Reduce $L_c=\{\langle M_1 \rangle, \langle M_2 \rangle):L(M_1)\cap L(M_2)\neq \emptyset\}$ to $A_{TM}$

How to reduce $$L_c=\{\langle M_1 \rangle, \langle M_2 \rangle):L(M_1)\cap L(M_2)\neq \emptyset\}$$ to $$A_{TM} =\{\langle M,w \rangle: M$$ is a Turing machine that accepts $$w$$}.

My try: Construct a Turing machine $$N$$ using a Turing Machine $$U$$ that decides universal language as subroutine to decide $$L_c$$. $$N$$, on any input $$<\langle M_1 \rangle, \langle M_2 \rangle >$$:
$$1.$$ Construct a program that generates word $$w \in \sum^\ast$$ in canonical order.
$$2.$$ Run $$U$$ on $$\langle M_1, w\rangle$$ and $$\langle M_2, w\rangle$$.
$$3.$$ If $$U$$ accepts both, accept.
$$4.$$ If not, back to $$1$$.

It seems does not work. Because if $$L(M_1)\cap L(M_2)= \emptyset$$, $$N$$ will loop forever(it just can't find such $$w$$).

• What do you mean by "a universal language"? Feb 5, 2020 at 14:03
• @Shaull universal language is $A_{TM} =\{\langle M,w \rangle: M$ is a Turing machine that accepts $w$} Feb 5, 2020 at 14:39

The direction of reduction that you are asking for is a bit strange. Typically, we reduce from $$A_{TM}$$, in order to show undecidability.

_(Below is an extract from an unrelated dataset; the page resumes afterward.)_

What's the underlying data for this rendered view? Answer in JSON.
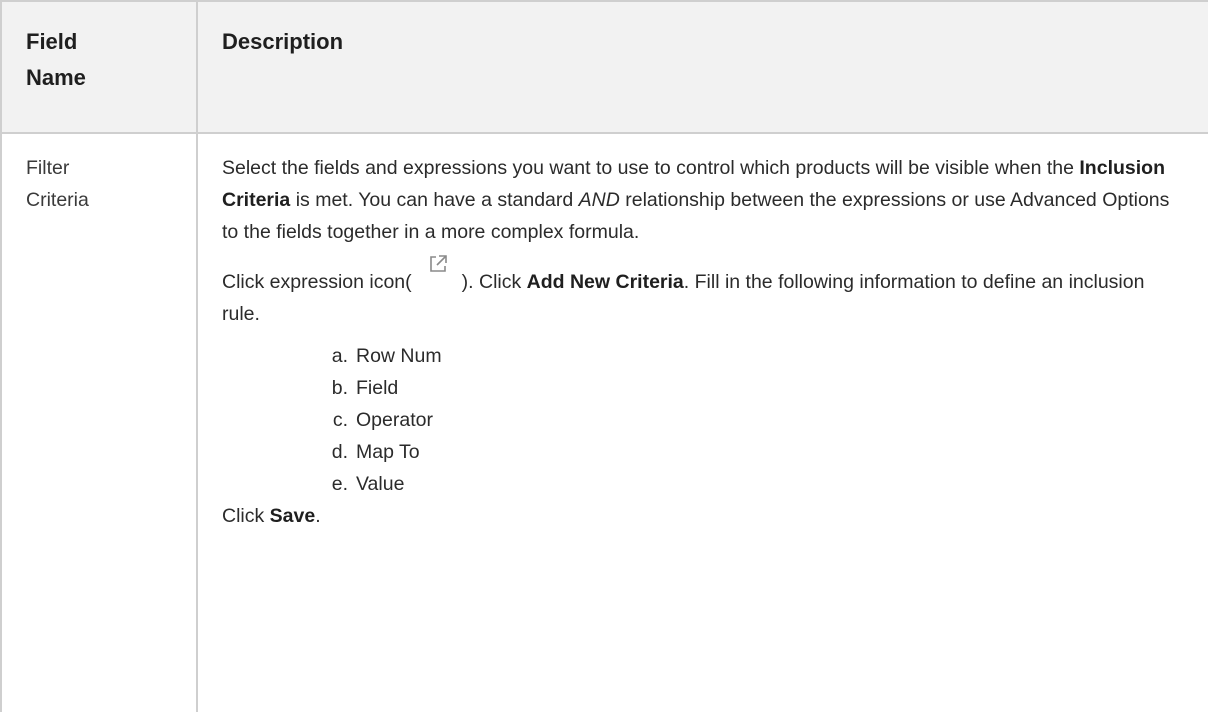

Given $$M_1,M_2$$ as input for $$L_c$$, construct a new machine $$N$$ that works as follows: given input $$x$$, $$N$$ ignores it (i.e., erases $$x$$ from it's tape), and then starts simulating $$M_1$$ and $$M_2$$ on every word $$w\in \Sigma^*$$, in canonical order. Note, however, that in order to simulate $$M_1$$ and $$M_2$$ on all words, we cannot simply run them on each word arbitrarily, as we might get stuck (we do not use an oracle to $$A_{TM}$$). Instead, we run them in parallel: run $$M_1$$ and $$M_2$$ on each of the first $$k$$ words in $$\Sigma^*$$ for $$k$$ steps, and then increase $$k$$ by 1. This is a fairly common trick, but it's quite clever.
Now, if at any point both $$M_1$$ and $$M_2$$ accept, then $$N$$ accepts. Otherwise, it keeps running and increasing $$k$$ forever.
The reduction is completed by sending $$$$ to the $$A_{TM}$$ oracle (or, alternatively, it's complete if you treat it as a mapping-reduction).
Note that $$N$$ accepts $$\epsilon$$ (and any other word) iff there is a word that is accepted by both $$M_1$$ and $$M_2$$.